There is something sinister about a landscape of rusted metal: a corroded car off the highway, a forgotten Midwestern town, or a decaying seaport. The visceral response to the rambling, dark red oxide could come from its resemblance to blood or from the reminder of our own inevitable oxidation. Or maybe it’s just a fear of tetanus.
Rusted metal is often cast into junkyards as an unusable, unsightly material but that’s too bad. There’s a certain charm in rust. Borrowed from the designs of landscape architects, here are 10 genius garden hacks using rusted metal (Cor-Ten steel included).
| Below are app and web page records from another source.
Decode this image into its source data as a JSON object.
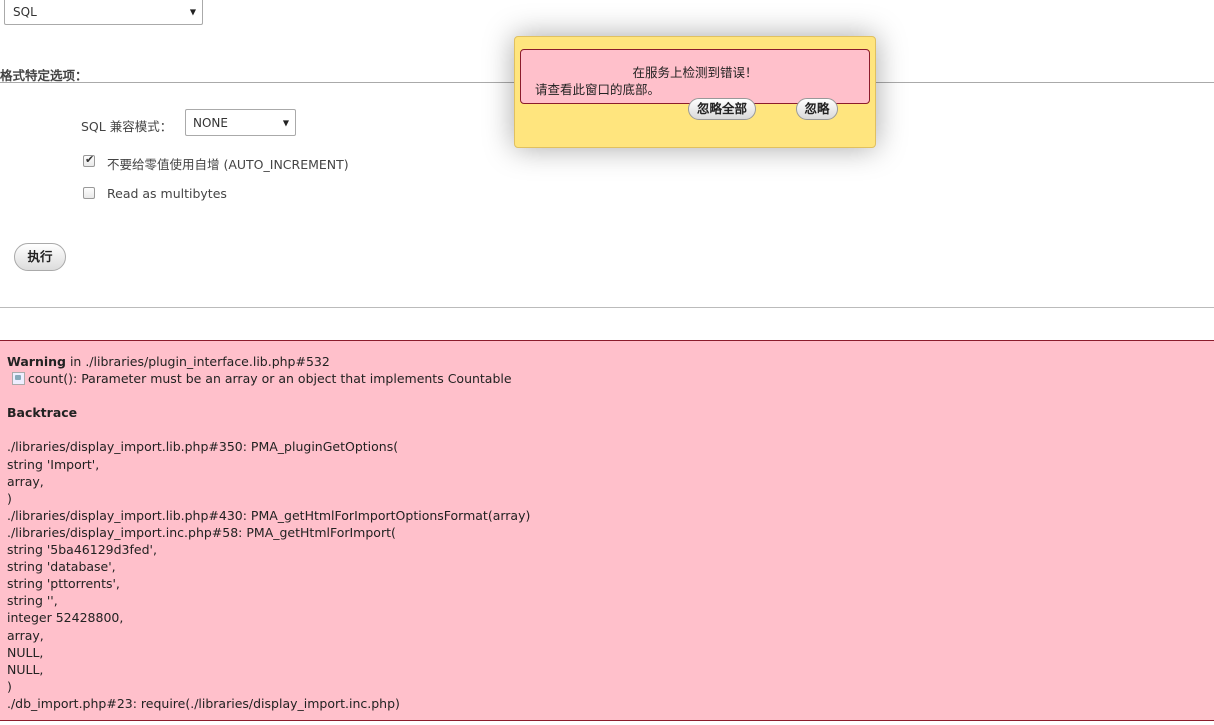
{
  "format_select": {
    "value": "SQL"
  },
  "format_options": {
    "title": "格式特定选项：",
    "compat_label": "SQL 兼容模式：",
    "compat_value": "NONE",
    "checkbox_auto_increment": {
      "label": "不要给零值使用自增 (AUTO_INCREMENT)",
      "checked": true
    },
    "checkbox_multibytes": {
      "label": "Read as multibytes",
      "checked": false
    }
  },
  "go_button": {
    "label": "执行"
  },
  "notification": {
    "line1": "在服务上检测到错误！",
    "line2": "请查看此窗口的底部。",
    "ignore_all": "忽略全部",
    "ignore": "忽略"
  },
  "error": {
    "warning_word": "Warning",
    "warning_location": " in ./libraries/plugin_interface.lib.php#532",
    "message": "count(): Parameter must be an array or an object that implements Countable",
    "backtrace_title": "Backtrace",
    "lines": [
      "./libraries/display_import.lib.php#350: PMA_pluginGetOptions(",
      "string 'Import',",
      "array,",
      ")",
      "./libraries/display_import.lib.php#430: PMA_getHtmlForImportOptionsFormat(array)",
      "./libraries/display_import.inc.php#58: PMA_getHtmlForImport(",
      "string '5ba46129d3fed',",
      "string 'database',",
      "string 'pttorrents',",
      "string '',",
      "integer 52428800,",
      "array,",
      "NULL,",
      "NULL,",
      ")",
      "./db_import.php#23: require(./libraries/display_import.inc.php)"
    ]
  },
  "colors": {
    "notify_bg": "#ffe57e",
    "error_bg": "#ffc0cb",
    "error_border": "#8b1c2c"
  }
}
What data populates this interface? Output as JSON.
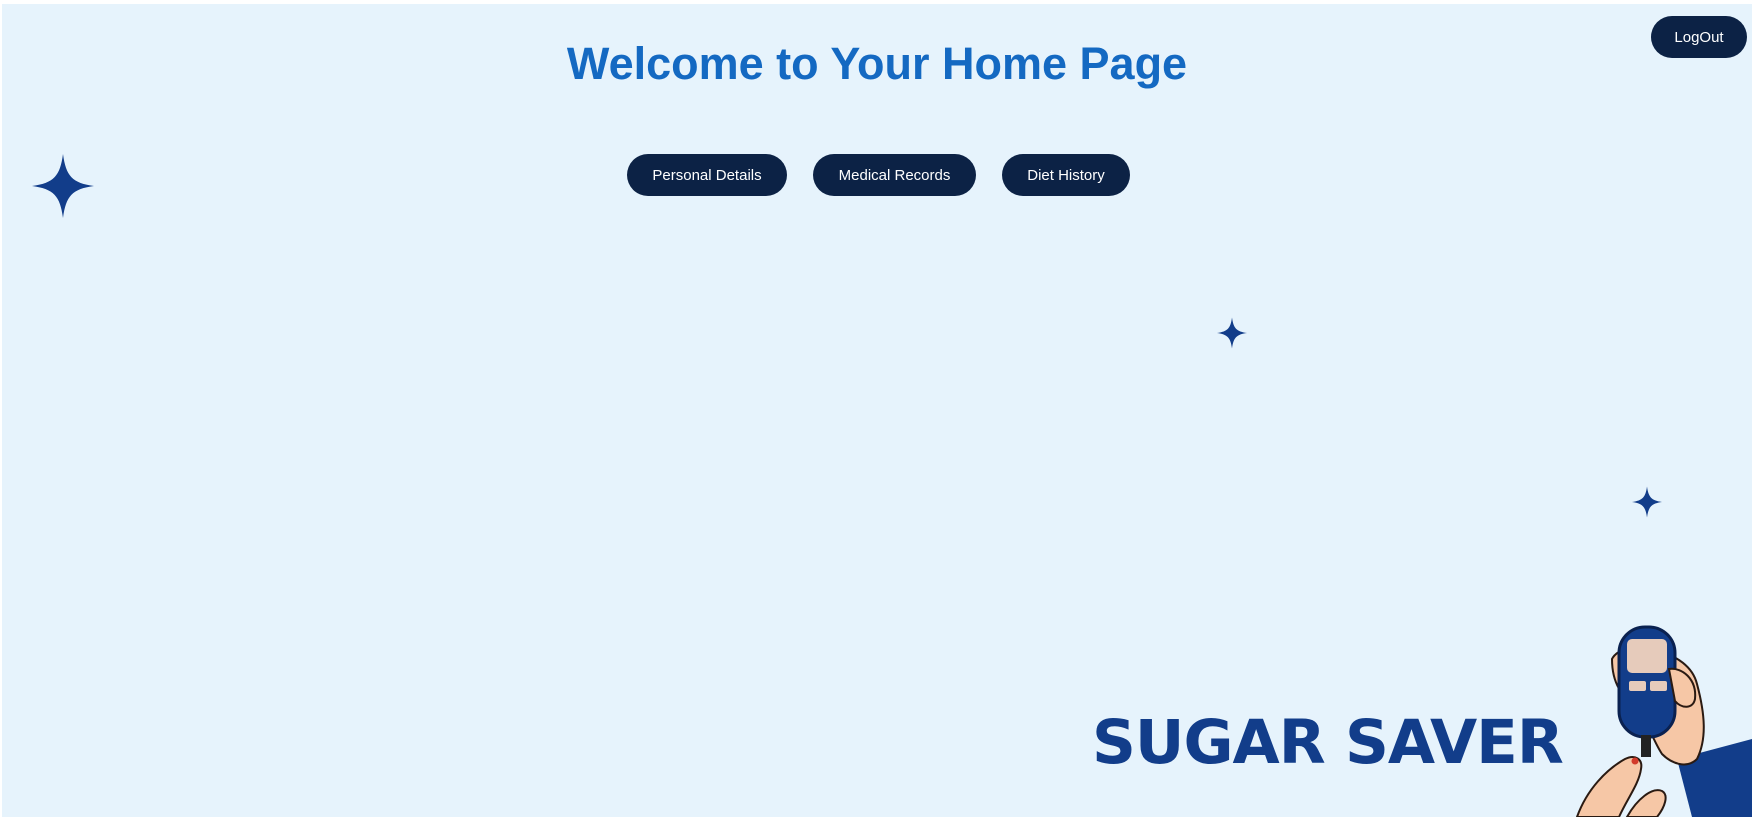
{
  "page": {
    "title": "Welcome to Your Home Page"
  },
  "header": {
    "logout_label": "LogOut"
  },
  "nav": {
    "buttons": [
      {
        "label": "Personal Details"
      },
      {
        "label": "Medical Records"
      },
      {
        "label": "Diet History"
      }
    ]
  },
  "brand": {
    "name": "SUGAR SAVER",
    "illustration_icon": "glucometer-hand-icon"
  },
  "decorations": {
    "sparkle_icon": "four-point-star-icon"
  },
  "colors": {
    "background": "#e6f3fc",
    "title": "#1469c2",
    "button_bg": "#0c2245",
    "button_text": "#ffffff",
    "brand": "#123d8a",
    "sparkle": "#123d8a"
  }
}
Woven Fence Above: In Edinburgh, Scotland, architects Groves-Raines used traditional Scottish willow weaving techniques to create a rusty barrier around a custom composting shed from A New World Composting Shed in Edinburgh. Photograph by Dan Farrar courtesy of Groves-Raines Architects Entry Gate Above: A rusted gate on the side of landscape architect Christine Ten Eyck‘s own house in Austin, Texas. Photograph by Matthew Williams for Gardenista. Above: Another gate at Ten Eyck‘s Austin house. Photograph by Matthew Williams for Gardenista. Above: A Cor-Ten steel slot fountain in a San Mateo, California garden designed by Growsgreen Landscape Design. For more of this garden, see Gardenista Considered Design Awards 2015. Sculptural Interest Above: A circular rusty metal sculpture on the side of a garden path by landscape designer Anthony Paul from A Glamorous Black and White Cottage Garden. Matching Facade & Fence Above: Architects Piercy & Company designed a perforated steel fence to let light into a brick-paved courtyard and to visually connect the two gabled wings of a house built behind the facade of a Victorian stables in London. Photograph via The Modern House. Permeable Pathway Above: A rusted iron walkway by Hugo Bugg at the Chelsea Flower Show in London. See more in Expert Advice: 10 White Garden Ideas from Petersham Nurseries. Photograph by Kendra Wilson. Planter Box Above: Photograph by Matthew Williams courtesy of Julie Farris.
Designer Julie Farris created a Cor-Ten steel box overflowing with Korean boxwood for a New York City garden. For more, see
Before & After: From “Fishbowl” Townhouse Garden to Private Oasis in Manhattan.
Retaining Wall Above: Photograph by Eric Piasecki courtesy of Nelson Byrd Woltz.
Cor-Ten steel forms a garden’s walls and stairs and mint, chives, chard, and tomatoes fill discreet stepped beds in a contemporary landscape in Connecticut designed by Thomas Woltz of Nelson Byrd Woltz. For more, see
The Landscape Designer Is In: Playing Matchmaker Between a House and its Site. Landscape Edging Above: Designer Julie Farris created a “simple and strong’ design for a townhouse garden with rusted metal edging in Before & After: From “Fishbowl” Garden to Private Oasis in Manhattan. Photograph by Matthew Williams courtesy of Julie Farris. Fire Pit Above: A simple rusted metal fire pit is at Glen Oaks Cabin in Big Sur, California. Curb Appeal Above: Blue fescues line a Cor-Ten steel fence. Photograph courtesy of Huettl Landscape Architecture. For more, see our plant guide, Gardening 101: Fescue.
See more Cor-Ten steel: